* [Exercise details]
Report every line of the entries that contains the word "data".
══════════
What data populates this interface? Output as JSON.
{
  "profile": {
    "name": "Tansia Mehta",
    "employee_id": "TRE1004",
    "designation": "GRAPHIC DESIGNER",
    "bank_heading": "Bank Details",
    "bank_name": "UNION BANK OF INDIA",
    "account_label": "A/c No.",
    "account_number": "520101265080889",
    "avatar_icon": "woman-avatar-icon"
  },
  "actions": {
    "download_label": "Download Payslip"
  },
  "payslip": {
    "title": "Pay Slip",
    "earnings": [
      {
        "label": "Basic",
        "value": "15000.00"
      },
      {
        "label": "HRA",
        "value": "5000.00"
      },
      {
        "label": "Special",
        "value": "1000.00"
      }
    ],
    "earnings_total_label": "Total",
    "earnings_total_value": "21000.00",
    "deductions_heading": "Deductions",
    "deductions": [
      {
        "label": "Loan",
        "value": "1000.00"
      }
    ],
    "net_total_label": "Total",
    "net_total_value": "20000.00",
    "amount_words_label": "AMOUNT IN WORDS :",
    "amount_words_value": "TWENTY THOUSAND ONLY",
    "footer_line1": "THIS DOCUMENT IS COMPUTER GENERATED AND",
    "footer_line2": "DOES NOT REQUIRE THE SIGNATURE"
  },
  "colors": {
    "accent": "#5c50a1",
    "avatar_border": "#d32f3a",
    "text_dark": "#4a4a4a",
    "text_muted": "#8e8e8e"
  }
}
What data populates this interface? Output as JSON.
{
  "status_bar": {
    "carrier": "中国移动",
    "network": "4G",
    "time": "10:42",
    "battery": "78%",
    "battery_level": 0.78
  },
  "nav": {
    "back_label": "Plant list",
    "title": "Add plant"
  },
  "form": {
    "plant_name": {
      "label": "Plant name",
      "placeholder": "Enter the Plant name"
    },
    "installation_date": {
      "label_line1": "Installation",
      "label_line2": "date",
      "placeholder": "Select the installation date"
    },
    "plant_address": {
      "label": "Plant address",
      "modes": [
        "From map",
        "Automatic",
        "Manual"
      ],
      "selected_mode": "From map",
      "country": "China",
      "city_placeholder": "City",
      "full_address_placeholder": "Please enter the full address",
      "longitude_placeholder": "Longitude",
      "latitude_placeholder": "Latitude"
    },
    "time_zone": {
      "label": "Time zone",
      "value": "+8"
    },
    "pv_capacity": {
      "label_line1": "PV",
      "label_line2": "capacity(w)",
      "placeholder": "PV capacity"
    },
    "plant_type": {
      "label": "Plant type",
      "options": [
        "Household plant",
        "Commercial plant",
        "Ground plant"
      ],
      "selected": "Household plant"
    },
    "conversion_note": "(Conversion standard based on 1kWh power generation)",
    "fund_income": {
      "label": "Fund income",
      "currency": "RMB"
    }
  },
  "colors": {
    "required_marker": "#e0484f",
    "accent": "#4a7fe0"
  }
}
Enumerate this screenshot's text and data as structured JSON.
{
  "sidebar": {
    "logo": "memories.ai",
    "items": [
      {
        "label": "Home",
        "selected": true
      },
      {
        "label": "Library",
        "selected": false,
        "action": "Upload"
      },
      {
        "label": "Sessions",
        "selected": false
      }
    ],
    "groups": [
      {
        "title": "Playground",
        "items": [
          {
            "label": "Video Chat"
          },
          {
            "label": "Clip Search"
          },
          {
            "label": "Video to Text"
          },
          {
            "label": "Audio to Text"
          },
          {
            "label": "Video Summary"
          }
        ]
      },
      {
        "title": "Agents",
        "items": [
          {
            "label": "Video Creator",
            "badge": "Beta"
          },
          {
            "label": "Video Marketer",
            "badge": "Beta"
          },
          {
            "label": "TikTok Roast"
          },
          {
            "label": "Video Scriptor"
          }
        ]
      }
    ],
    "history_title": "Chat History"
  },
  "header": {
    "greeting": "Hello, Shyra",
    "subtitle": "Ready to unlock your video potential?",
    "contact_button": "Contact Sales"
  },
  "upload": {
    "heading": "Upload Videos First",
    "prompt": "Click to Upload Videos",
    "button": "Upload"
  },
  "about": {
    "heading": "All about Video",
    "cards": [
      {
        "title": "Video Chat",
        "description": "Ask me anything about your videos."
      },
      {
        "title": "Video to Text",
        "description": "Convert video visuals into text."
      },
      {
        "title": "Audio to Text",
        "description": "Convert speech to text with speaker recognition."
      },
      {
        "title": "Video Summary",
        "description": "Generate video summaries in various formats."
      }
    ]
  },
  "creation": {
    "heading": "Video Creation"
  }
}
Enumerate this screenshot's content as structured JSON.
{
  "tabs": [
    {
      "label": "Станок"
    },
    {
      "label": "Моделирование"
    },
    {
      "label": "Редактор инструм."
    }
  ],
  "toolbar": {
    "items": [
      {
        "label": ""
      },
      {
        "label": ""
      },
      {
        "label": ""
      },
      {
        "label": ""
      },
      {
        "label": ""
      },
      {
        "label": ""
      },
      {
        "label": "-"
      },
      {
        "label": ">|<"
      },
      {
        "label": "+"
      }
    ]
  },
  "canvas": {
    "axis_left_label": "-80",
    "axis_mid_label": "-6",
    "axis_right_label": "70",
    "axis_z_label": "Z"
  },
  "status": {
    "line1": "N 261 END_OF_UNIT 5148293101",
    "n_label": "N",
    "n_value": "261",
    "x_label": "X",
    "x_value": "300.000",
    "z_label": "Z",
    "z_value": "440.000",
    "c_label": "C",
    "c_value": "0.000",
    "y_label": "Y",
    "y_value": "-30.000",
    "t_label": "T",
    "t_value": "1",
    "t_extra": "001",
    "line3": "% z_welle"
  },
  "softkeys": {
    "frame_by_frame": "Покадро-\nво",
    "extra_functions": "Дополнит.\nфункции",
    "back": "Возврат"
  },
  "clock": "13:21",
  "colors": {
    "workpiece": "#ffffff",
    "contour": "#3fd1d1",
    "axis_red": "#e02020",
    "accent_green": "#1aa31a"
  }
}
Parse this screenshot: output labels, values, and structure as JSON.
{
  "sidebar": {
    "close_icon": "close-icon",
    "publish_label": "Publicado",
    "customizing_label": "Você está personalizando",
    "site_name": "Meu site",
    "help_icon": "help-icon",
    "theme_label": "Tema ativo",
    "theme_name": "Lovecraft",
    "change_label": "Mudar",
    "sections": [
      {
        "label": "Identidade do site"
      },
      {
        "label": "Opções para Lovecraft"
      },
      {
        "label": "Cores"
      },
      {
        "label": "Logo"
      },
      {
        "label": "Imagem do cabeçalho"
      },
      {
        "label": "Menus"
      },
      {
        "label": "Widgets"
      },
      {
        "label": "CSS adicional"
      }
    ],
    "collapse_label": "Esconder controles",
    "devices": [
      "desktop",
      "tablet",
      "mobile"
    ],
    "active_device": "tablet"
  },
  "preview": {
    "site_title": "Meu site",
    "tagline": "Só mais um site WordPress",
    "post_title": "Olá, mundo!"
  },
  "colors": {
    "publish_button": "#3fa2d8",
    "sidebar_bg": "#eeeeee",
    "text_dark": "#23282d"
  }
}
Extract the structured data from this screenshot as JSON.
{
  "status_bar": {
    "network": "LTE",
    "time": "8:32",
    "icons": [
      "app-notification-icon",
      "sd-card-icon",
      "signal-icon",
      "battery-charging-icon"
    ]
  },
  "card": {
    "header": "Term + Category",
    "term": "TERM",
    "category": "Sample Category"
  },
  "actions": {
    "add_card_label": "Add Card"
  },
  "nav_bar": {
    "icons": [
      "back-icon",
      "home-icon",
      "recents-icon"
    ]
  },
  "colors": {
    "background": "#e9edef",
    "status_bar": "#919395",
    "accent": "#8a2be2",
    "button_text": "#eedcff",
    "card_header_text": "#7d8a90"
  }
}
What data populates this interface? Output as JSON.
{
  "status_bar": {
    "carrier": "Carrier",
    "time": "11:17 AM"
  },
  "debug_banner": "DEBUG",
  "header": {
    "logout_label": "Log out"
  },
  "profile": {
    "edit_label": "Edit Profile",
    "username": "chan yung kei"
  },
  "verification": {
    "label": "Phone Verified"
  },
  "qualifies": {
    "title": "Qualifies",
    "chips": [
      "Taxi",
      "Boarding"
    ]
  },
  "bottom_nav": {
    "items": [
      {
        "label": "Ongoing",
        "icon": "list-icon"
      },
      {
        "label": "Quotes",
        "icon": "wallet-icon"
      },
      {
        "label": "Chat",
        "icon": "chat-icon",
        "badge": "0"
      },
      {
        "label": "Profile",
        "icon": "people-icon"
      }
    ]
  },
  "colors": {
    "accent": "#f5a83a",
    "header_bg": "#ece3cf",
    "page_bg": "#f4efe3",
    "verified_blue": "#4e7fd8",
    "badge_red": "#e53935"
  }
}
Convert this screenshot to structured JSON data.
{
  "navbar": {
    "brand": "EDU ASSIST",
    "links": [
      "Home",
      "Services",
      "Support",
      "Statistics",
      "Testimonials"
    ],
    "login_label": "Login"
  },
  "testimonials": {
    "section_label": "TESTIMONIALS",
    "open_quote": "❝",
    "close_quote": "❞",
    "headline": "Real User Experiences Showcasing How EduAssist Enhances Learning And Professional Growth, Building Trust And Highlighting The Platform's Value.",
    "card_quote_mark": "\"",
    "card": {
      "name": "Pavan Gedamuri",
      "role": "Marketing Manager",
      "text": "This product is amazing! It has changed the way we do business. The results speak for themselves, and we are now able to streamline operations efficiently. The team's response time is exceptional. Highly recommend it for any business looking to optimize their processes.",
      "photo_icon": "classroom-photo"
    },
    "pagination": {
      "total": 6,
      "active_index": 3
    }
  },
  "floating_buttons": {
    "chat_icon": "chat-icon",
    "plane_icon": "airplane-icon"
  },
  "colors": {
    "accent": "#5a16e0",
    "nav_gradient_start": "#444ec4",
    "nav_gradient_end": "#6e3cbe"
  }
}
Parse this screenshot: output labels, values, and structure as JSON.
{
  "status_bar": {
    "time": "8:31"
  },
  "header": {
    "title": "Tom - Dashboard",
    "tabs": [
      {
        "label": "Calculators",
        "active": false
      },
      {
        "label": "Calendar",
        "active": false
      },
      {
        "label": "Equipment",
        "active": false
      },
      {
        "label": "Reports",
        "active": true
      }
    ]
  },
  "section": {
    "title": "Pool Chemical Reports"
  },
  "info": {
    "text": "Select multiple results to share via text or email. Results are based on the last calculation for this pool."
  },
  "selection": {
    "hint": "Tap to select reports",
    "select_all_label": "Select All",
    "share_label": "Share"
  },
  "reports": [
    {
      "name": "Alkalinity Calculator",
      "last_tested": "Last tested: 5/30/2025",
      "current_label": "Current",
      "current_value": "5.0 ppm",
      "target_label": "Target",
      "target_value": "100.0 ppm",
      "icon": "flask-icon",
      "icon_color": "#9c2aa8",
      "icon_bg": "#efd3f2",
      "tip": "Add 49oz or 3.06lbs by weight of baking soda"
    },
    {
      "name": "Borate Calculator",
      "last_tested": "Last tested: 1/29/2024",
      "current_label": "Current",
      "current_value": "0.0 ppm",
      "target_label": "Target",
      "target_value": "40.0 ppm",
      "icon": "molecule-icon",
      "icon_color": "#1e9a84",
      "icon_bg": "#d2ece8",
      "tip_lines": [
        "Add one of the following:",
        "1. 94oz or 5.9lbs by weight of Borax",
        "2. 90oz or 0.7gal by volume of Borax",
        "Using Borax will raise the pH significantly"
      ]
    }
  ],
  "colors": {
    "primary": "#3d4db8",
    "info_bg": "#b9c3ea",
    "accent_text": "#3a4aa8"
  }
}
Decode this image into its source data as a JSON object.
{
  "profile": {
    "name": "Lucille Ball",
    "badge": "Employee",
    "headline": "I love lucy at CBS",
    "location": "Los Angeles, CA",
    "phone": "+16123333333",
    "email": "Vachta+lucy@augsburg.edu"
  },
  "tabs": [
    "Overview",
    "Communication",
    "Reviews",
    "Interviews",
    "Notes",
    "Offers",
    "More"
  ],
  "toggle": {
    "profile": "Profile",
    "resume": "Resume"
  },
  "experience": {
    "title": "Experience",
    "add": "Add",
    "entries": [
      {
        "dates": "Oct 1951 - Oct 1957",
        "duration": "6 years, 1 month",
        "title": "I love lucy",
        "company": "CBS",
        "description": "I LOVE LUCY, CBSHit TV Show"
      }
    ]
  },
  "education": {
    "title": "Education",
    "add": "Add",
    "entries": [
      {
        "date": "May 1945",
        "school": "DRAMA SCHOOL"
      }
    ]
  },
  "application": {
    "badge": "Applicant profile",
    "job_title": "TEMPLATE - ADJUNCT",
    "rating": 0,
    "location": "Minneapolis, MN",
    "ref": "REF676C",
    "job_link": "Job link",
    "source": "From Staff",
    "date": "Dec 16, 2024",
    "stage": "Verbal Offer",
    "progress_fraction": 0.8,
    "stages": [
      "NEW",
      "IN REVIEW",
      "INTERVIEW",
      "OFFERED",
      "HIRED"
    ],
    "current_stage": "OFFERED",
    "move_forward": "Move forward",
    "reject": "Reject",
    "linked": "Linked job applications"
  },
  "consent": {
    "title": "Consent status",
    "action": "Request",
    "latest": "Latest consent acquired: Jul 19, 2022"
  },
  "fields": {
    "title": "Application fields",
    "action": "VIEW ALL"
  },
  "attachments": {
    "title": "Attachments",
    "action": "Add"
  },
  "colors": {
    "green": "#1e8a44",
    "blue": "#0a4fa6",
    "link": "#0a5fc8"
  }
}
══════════
* [Task result]
What data populates this interface? Output as JSON.
What data populates this interface? Output as JSON.
Enumerate this screenshot's text and data as structured JSON.
Extract the structured data from this screenshot as JSON.
What data populates this interface? Output as JSON.
Convert this screenshot to structured JSON data.
Decode this image into its source data as a JSON object.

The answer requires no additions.